Leatherworking class at Camp Roosevelt (circa 1936).

Leatherworking class at Camp Roosevelt (circa 1936).

As World War II approached, the camp’s classes and activities became geared more toward defense work. Teenage boys too young to enter the military were admitted to the camp, and nursing, welding, woodwork, and signmaking replaced the more domestic skills that had been prevalent in earlier years.

Students practice bandaging in first aid class at Camp Roosevelt (April 4, 1941).

Students practice bandaging in first aid class at Camp Roosevelt (April 4, 1941).

Student flight mechanics at Camp Roosevelt (circa 1940).

Student flight mechanics at Camp Roosevelt (circa 1940).

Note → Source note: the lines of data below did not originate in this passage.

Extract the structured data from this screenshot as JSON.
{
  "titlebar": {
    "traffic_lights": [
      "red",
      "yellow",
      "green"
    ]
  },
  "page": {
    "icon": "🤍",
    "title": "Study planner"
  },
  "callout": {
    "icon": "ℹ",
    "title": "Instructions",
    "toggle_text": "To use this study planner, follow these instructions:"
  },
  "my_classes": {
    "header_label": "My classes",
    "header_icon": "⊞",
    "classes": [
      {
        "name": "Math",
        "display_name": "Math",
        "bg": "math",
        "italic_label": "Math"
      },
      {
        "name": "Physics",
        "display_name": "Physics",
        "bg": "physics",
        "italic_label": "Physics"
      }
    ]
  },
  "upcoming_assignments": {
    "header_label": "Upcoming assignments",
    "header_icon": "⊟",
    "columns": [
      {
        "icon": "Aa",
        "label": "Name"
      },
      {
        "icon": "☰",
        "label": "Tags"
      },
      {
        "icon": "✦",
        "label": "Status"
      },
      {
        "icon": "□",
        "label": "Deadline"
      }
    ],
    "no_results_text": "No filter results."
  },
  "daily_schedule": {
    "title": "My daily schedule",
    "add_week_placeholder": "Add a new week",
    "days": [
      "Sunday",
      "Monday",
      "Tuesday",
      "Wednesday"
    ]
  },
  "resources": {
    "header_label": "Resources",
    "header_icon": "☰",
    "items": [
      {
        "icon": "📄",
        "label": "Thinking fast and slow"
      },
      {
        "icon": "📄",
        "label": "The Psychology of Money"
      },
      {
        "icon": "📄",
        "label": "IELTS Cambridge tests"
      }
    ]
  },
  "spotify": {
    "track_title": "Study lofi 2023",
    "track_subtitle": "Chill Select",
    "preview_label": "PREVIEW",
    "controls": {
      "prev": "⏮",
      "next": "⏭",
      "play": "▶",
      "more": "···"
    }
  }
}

Whether they came for the federal relief wages or to do defense work, Camp Roosevelt’s residents were living in a difficult time. This did not, however, stop them from making the best of their situation and maintaining a healthy social atmosphere. The camp had a newsletter, the “Roosevelt Roundup,” edited by the faculty and students. It had dances and athletic activities, and recreation leadership training was even offered as a course.

Students put on a show at Camp Roosevelt (1941).

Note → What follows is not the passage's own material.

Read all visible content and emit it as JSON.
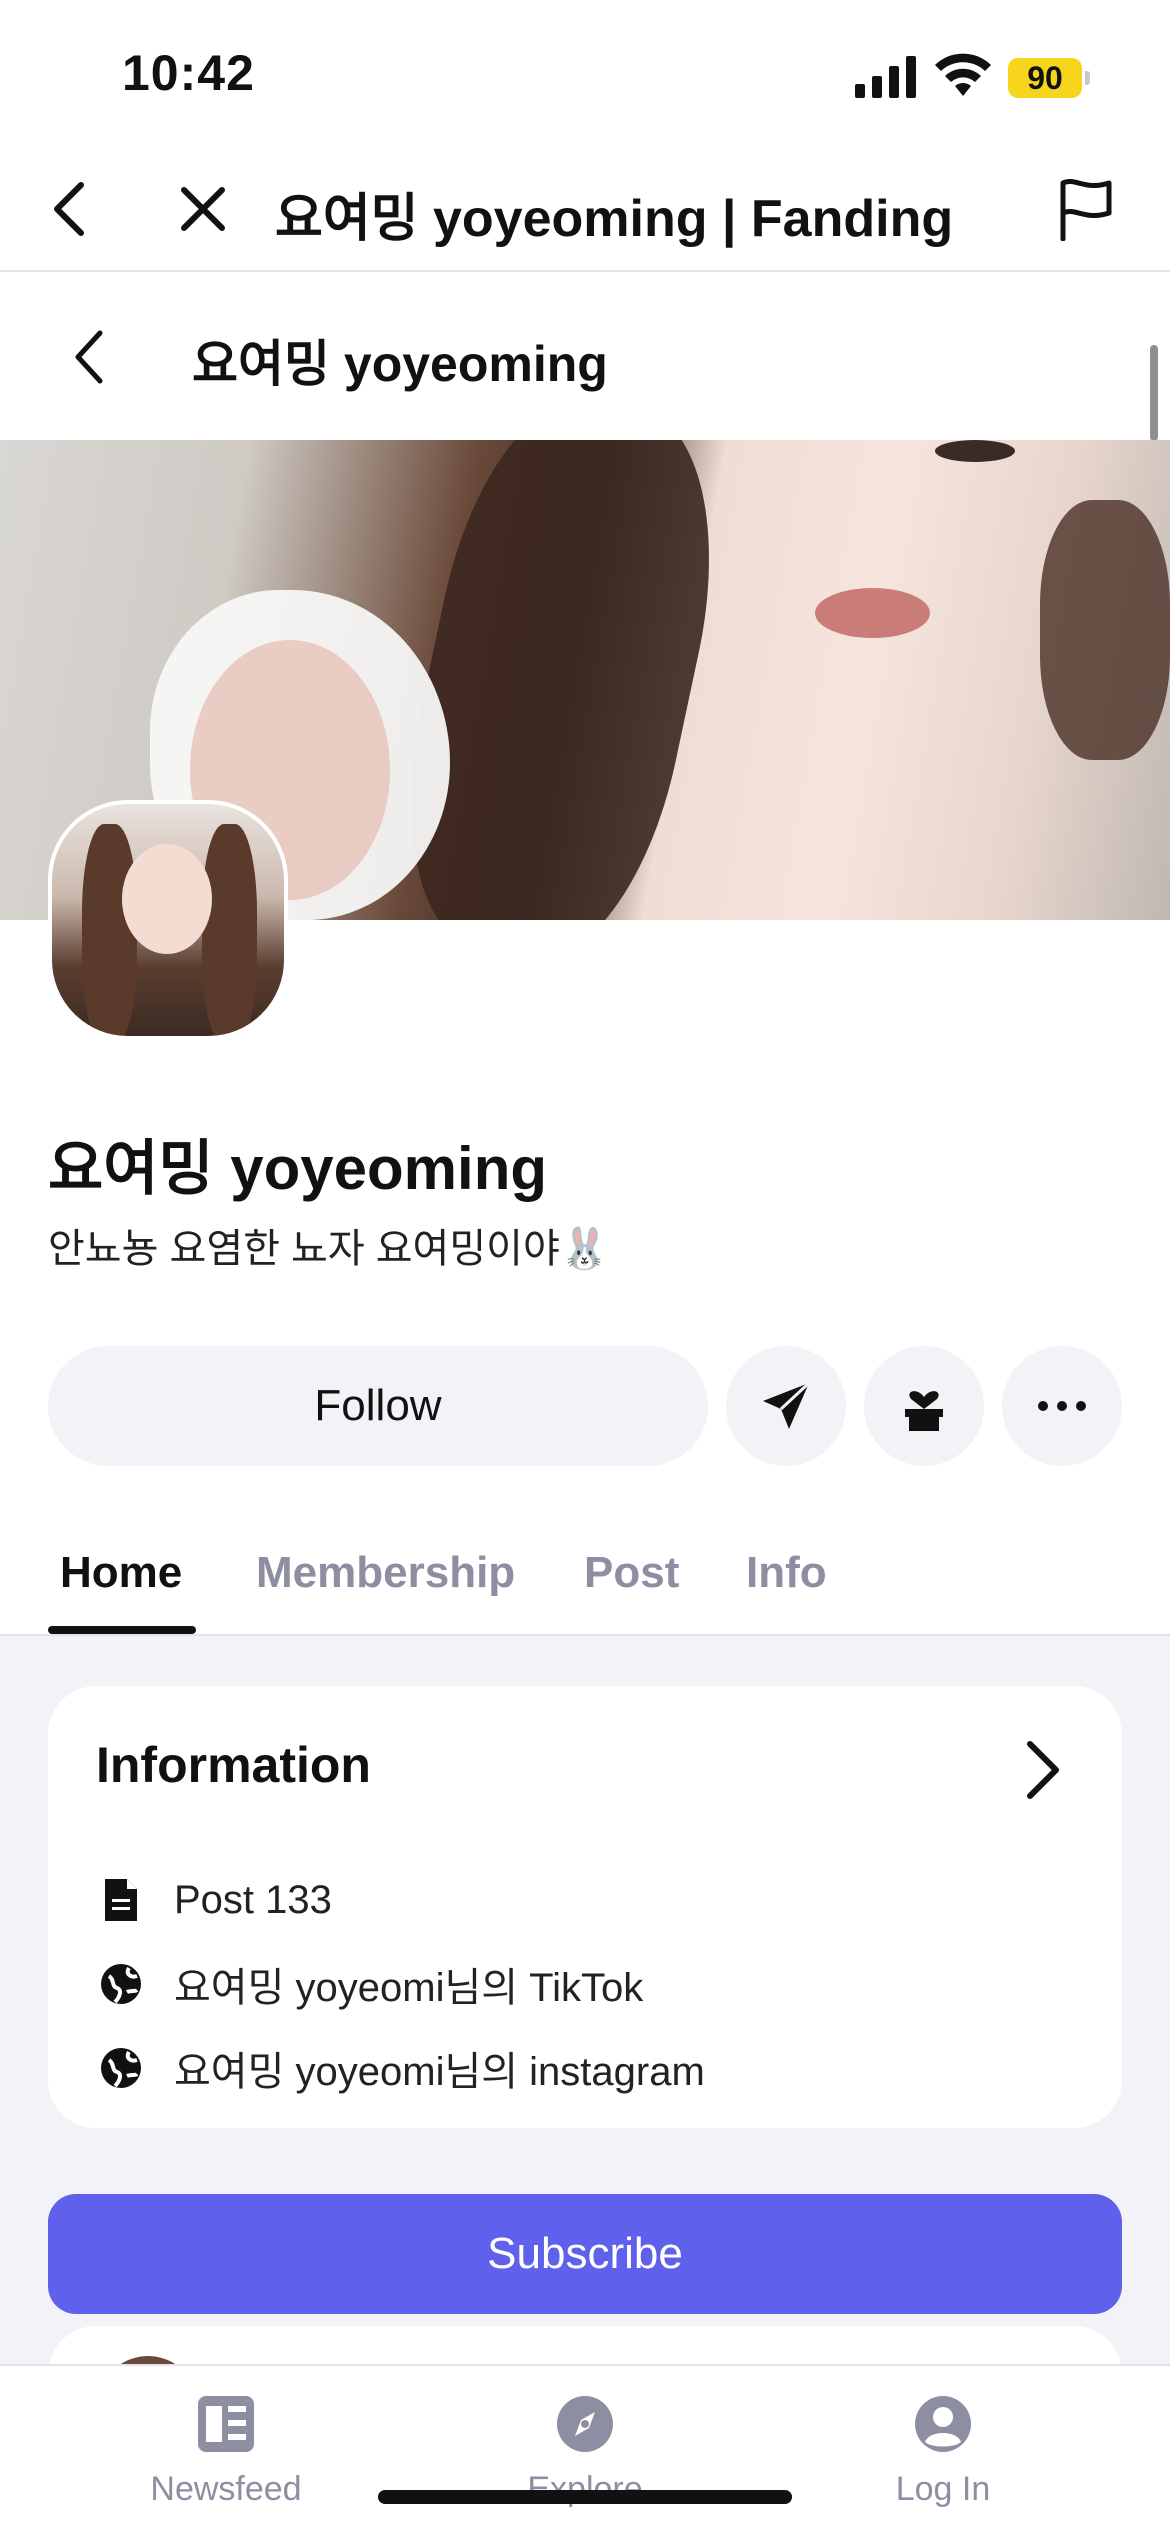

Students put on a show at Camp Roosevelt (1941).

Dance at Camp Roosevelt (1941).

Dance held at Camp Roosevelt (1941).

As the war continued, more and more of Camp Roosevelt’s usual pool of residents became involved in formal defense work, and administrators decided to shut the camp down. The U.S. Army Corps of Engineers retained the site and planned to keep it up, as plenty of enthusiasm still remained for resuming the Cross-Florida Barge Canal project. Before that could happen, however, a more pressing problem emerged for the camp to tackle.

As World War II came to a close, the young men and women who had left to join the military or serve in other defense capacities came home, looking to start new lives as adult civilians. This sudden surge triggered a dire shortage of adequate housing. Husbands and wives and sometimes children frequently found themselves living with other family members, not so much for lack of funds but simply for lack of available homes to buy or rent. Civic leaders scrambled for solutions, and in Marion County facilities like the small houses at Camp Roosevelt became an attractive option. The Ocala/Marion County Chamber of Commerce appealed to federal leaders, asking that the buildings at Camp Roosevelt be made available to provide housing for returning veterans. Washington complied, and soon former soldiers and their young families were moving into the buildings once occupied by canal workers and then residents of the W.P.A. and N.Y.A. relief programs. The federal government retained the right to move the new residents should the barge canal project regenerate, but by the time this happened some years later, the Army Corps of Engineers had determined it would not need the complex. It was declared surplus property, and eventually was sold piecemeal to private citizens.

One of over seventy residences at Camp Roosevelt built originally to house workers for the Cross-Florida Barge Canal project. Many of these homes were later sold to private citizens and became part of the Roosevelt Village neighborhood (photo circa 1936).

One of over seventy residences at Camp Roosevelt built originally to house workers for the Cross-Florida Barge Canal project. Many of these homes were later sold to private citizens and became part of the Roosevelt Village neighborhood (photo circa 1936).

Looking at this neighborhood, now called Roosevelt Village, its former roles during the Great Depression and World War II are not readily apparent. It just goes to show that no matter which direction you look in Florida, there’s a story to be told.

What buildings or other spaces in your Florida town played a role in the Great Depression or World War II? Share with us by leaving a comment below. And don’t forget that Florida Memory has a large number of photos from World War II-era Florida. Search the Florida Photographic Collection to find these historic images.